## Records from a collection
+===+

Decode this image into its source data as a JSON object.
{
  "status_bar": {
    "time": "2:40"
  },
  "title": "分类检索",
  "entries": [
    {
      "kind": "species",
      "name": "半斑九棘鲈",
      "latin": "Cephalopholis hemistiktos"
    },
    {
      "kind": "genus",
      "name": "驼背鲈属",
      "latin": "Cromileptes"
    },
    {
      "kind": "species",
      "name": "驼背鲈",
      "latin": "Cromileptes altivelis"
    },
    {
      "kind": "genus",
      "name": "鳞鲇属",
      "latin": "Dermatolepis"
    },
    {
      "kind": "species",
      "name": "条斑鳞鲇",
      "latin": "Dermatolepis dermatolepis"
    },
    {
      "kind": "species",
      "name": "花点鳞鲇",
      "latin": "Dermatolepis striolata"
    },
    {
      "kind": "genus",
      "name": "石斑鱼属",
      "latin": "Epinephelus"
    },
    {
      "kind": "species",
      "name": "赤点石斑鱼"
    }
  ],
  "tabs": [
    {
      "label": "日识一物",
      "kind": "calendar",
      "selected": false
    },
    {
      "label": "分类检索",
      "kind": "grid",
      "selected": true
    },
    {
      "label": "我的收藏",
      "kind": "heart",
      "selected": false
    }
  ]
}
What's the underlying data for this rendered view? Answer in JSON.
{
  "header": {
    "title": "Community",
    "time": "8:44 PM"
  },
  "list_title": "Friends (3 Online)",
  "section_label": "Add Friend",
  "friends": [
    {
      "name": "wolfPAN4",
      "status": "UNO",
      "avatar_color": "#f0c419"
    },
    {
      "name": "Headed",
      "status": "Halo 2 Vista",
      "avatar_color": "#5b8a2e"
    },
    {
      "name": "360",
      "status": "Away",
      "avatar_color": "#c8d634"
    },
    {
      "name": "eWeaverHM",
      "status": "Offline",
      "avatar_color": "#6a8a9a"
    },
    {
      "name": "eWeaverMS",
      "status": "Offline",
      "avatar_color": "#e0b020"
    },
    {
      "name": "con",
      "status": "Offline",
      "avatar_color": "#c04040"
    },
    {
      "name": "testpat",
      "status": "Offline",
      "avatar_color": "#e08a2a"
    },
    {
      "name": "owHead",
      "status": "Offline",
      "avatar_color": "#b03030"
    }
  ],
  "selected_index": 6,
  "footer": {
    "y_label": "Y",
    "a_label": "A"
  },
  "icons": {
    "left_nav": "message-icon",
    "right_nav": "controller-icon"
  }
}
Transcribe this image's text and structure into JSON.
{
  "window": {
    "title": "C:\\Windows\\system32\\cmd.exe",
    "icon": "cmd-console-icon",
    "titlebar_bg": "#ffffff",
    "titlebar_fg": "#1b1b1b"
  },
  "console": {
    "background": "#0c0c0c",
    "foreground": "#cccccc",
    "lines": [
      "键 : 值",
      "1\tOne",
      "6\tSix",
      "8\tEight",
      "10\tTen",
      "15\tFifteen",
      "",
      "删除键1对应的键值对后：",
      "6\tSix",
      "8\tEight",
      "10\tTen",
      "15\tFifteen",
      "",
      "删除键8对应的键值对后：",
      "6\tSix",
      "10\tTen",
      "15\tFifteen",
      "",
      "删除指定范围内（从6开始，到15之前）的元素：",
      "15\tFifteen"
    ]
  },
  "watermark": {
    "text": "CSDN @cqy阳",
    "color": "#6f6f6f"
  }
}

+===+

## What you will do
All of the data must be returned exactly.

## Expected answer
Decode this image into its source data as a JSON object.
{
  "status_bar": {
    "time": "2:40"
  },
  "title": "分类检索",
  "entries": [
    {
      "kind": "species",
      "name": "半斑九棘鲈",
      "latin": "Cephalopholis hemistiktos"
    },
    {
      "kind": "genus",
      "name": "驼背鲈属",
      "latin": "Cromileptes"
    },
    {
      "kind": "species",
      "name": "驼背鲈",
      "latin": "Cromileptes altivelis"
    },
    {
      "kind": "genus",
      "name": "鳞鲇属",
      "latin": "Dermatolepis"
    },
    {
      "kind": "species",
      "name": "条斑鳞鲇",
      "latin": "Dermatolepis dermatolepis"
    },
    {
      "kind": "species",
      "name": "花点鳞鲇",
      "latin": "Dermatolepis striolata"
    },
    {
      "kind": "genus",
      "name": "石斑鱼属",
      "latin": "Epinephelus"
    },
    {
      "kind": "species",
      "name": "赤点石斑鱼"
    }
  ],
  "tabs": [
    {
      "label": "日识一物",
      "kind": "calendar",
      "selected": false
    },
    {
      "label": "分类检索",
      "kind": "grid",
      "selected": true
    },
    {
      "label": "我的收藏",
      "kind": "heart",
      "selected": false
    }
  ]
}
What's the underlying data for this rendered view? Answer in JSON.
{
  "header": {
    "title": "Community",
    "time": "8:44 PM"
  },
  "list_title": "Friends (3 Online)",
  "section_label": "Add Friend",
  "friends": [
    {
      "name": "wolfPAN4",
      "status": "UNO",
      "avatar_color": "#f0c419"
    },
    {
      "name": "Headed",
      "status": "Halo 2 Vista",
      "avatar_color": "#5b8a2e"
    },
    {
      "name": "360",
      "status": "Away",
      "avatar_color": "#c8d634"
    },
    {
      "name": "eWeaverHM",
      "status": "Offline",
      "avatar_color": "#6a8a9a"
    },
    {
      "name": "eWeaverMS",
      "status": "Offline",
      "avatar_color": "#e0b020"
    },
    {
      "name": "con",
      "status": "Offline",
      "avatar_color": "#c04040"
    },
    {
      "name": "testpat",
      "status": "Offline",
      "avatar_color": "#e08a2a"
    },
    {
      "name": "owHead",
      "status": "Offline",
      "avatar_color": "#b03030"
    }
  ],
  "selected_index": 6,
  "footer": {
    "y_label": "Y",
    "a_label": "A"
  },
  "icons": {
    "left_nav": "message-icon",
    "right_nav": "controller-icon"
  }
}
Transcribe this image's text and structure into JSON.
{
  "window": {
    "title": "C:\\Windows\\system32\\cmd.exe",
    "icon": "cmd-console-icon",
    "titlebar_bg": "#ffffff",
    "titlebar_fg": "#1b1b1b"
  },
  "console": {
    "background": "#0c0c0c",
    "foreground": "#cccccc",
    "lines": [
      "键 : 值",
      "1\tOne",
      "6\tSix",
      "8\tEight",
      "10\tTen",
      "15\tFifteen",
      "",
      "删除键1对应的键值对后：",
      "6\tSix",
      "8\tEight",
      "10\tTen",
      "15\tFifteen",
      "",
      "删除键8对应的键值对后：",
      "6\tSix",
      "10\tTen",
      "15\tFifteen",
      "",
      "删除指定范围内（从6开始，到15之前）的元素：",
      "15\tFifteen"
    ]
  },
  "watermark": {
    "text": "CSDN @cqy阳",
    "color": "#6f6f6f"
  }
}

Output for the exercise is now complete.